Jason- I work with a couple investors. For them smell is a good thing when buying a house, because it generally means that few (if any) others will be submitting offers. Obviously, this is not the scenario that the seller is wants.
Posted by Erik Hitzelberger, Louisville - Middletown Real Estate (RE/MAX Alliance - Louisville REALTOR-Luxury Homes) over 9 years ago

Smells are huge. I could not agree more. Sometimes my buyers and I have done a very quick 180 when the house smells badly.

Posted by Michael Sahlman, e-PRO - Miami Beach Florida Luxury Homes ( - Keller Williams Realty) over 9 years ago

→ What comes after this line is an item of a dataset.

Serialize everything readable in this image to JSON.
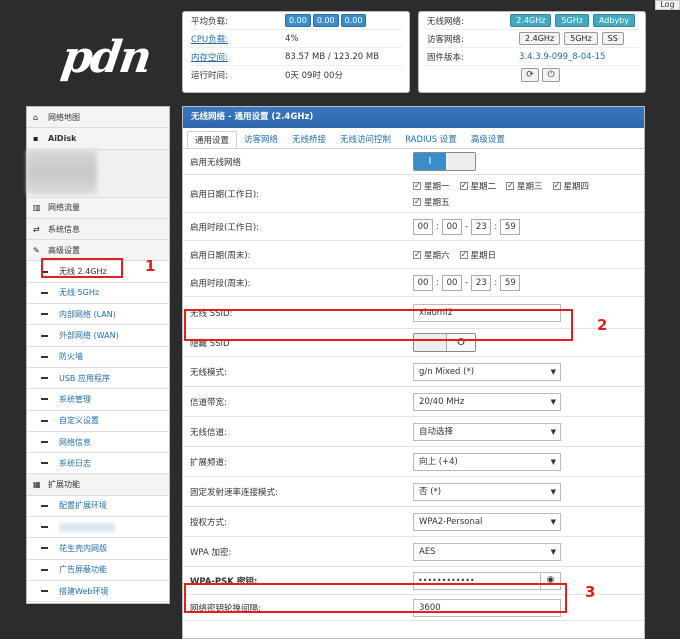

It is difficult telling a seller that their home has a strange smell, but you are so right, it's important to address this issue because potential buyers will definitely notice and it can be a deal breaker for them. I like the Febreeze Noticeables that you switch them from high to low depending on whether you want a stronge fragrance or not. And of course lighting a yummy smelling candle works well too without having to bake cookies.

--Anne Rains

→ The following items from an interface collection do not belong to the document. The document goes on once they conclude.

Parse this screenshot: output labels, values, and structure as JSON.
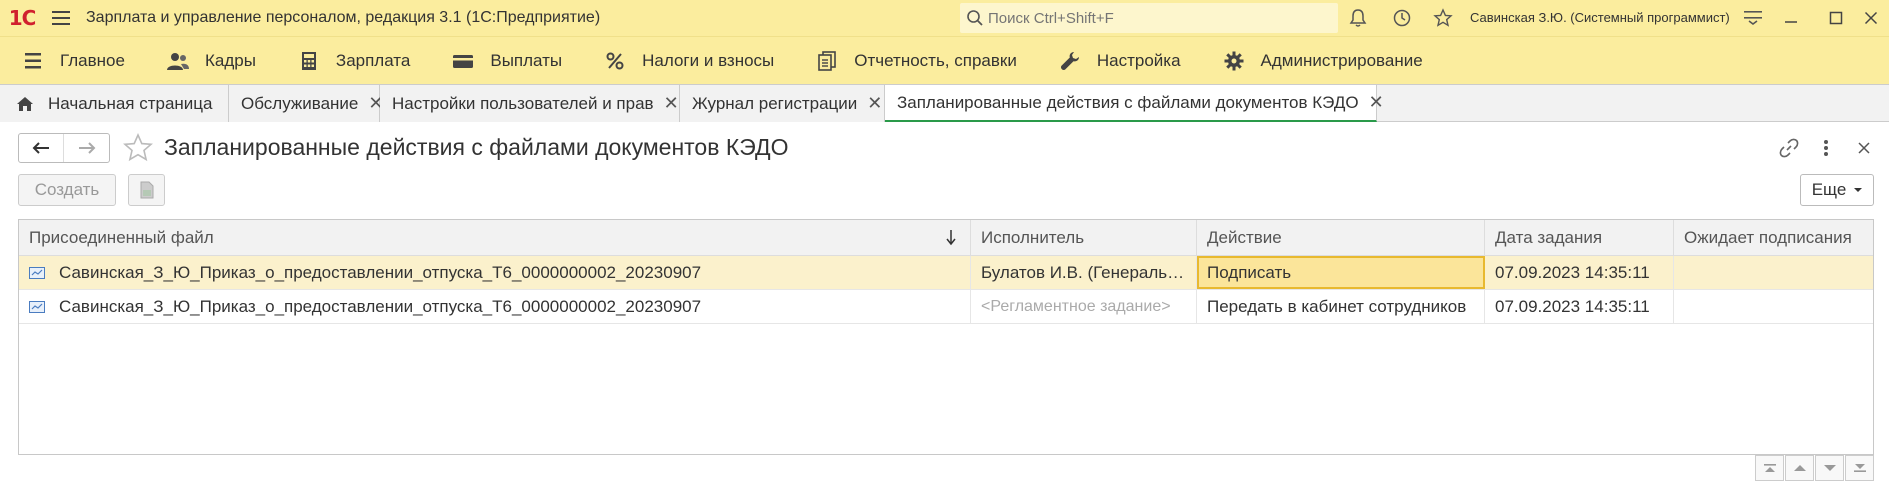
{
  "titlebar": {
    "logo": "1С",
    "title": "Зарплата и управление персоналом, редакция 3.1  (1С:Предприятие)",
    "search_placeholder": "Поиск Ctrl+Shift+F",
    "user": "Савинская З.Ю. (Системный программист)"
  },
  "sections": [
    {
      "label": "Главное",
      "icon": "menu-list-icon"
    },
    {
      "label": "Кадры",
      "icon": "people-icon"
    },
    {
      "label": "Зарплата",
      "icon": "calculator-icon"
    },
    {
      "label": "Выплаты",
      "icon": "wallet-icon"
    },
    {
      "label": "Налоги и взносы",
      "icon": "percent-icon"
    },
    {
      "label": "Отчетность, справки",
      "icon": "reports-icon"
    },
    {
      "label": "Настройка",
      "icon": "wrench-icon"
    },
    {
      "label": "Администрирование",
      "icon": "gear-icon"
    }
  ],
  "tabs": [
    {
      "label": "Начальная страница"
    },
    {
      "label": "Обслуживание"
    },
    {
      "label": "Настройки пользователей и прав"
    },
    {
      "label": "Журнал регистрации"
    },
    {
      "label": "Запланированные действия с файлами документов КЭДО"
    }
  ],
  "form": {
    "title": "Запланированные действия с файлами документов КЭДО",
    "create_label": "Создать",
    "more_label": "Еще"
  },
  "table": {
    "columns": [
      "Присоединенный файл",
      "Исполнитель",
      "Действие",
      "Дата задания",
      "Ожидает подписания"
    ],
    "rows": [
      {
        "file": "Савинская_З_Ю_Приказ_о_предоставлении_отпуска_Т6_0000000002_20230907",
        "executor": "Булатов И.В. (Генеральный директор)",
        "action": "Подписать",
        "date": "07.09.2023 14:35:11",
        "waiting": ""
      },
      {
        "file": "Савинская_З_Ю_Приказ_о_предоставлении_отпуска_Т6_0000000002_20230907",
        "executor": "<Регламентное задание>",
        "action": "Передать в кабинет сотрудников",
        "date": "07.09.2023 14:35:11",
        "waiting": ""
      }
    ]
  },
  "colors": {
    "accent_yellow": "#fbed9e",
    "logo_red": "#d0202e",
    "active_tab_underline": "#2a9a4a",
    "selected_row": "#fbf1cc",
    "current_cell": "#fbe59a"
  }
}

Posted by The Rains Team, A higher standard in real estate (Keller Williams Realty Atlanta Partners) over 9 years ago

Hi, Jason:  nice post -I stumbled over here from the Home Staging forums looking to see what REALTORs were saying about Staging.  Like Anne says above, it is tough to tell your client any bad news about their home.  That's why smell falls under the Bad-guy responsibilities of a Stager.

My advice for removing smells:

  1. Change the furnace filters.  Buy a box of cheap blue ones, and swap them out every other week.
  2. Once the filters are changed, open all of the windows.  Do NOT adjust the thermostat.  Let the A/C or Heat run while you:
  3. Clean - Clean under every thing.  Clean on top of every thing.  
  4. Dust the ceiling fans - use canned or compressed air to blow out the motors a bit
  5. Wipe all of the blinds with a damp cloth using water and mild detergent.
  6. Wipe all of the air registers and returns with the same

An Irish woman I met at one of my first full time jobs told me about the opening the windows while you clean.  She says, (in brogue) "Mum used to tell me, 'Out with the old and in with the new'..." 

Some one on the Stage it Forward board posted a blog about the only thing that smells worse than dog is a dog coated in french vanilla.  You have to go to the source - coverups are detectable. I mean, who hasn't used a scented candle or plugin to try to cover up a scent in their own home? 

The Stage Coach Home Stager Austin Home Staging Round Rock Home Stager

Posted by Michael Fontana, @ The Stage Coach (Round Rock Home Stager Austin Home Staging) over 9 years ago
The You Tube tops this post off. I can't agree with you more. I often go to open houses to talk with the agent and nothing runs me off quicker than a smoker's house. Animal odors or mustiness are pretty bad as well. Nice post.
Posted by Patrick Randles (Nova Home Loans) over 9 years ago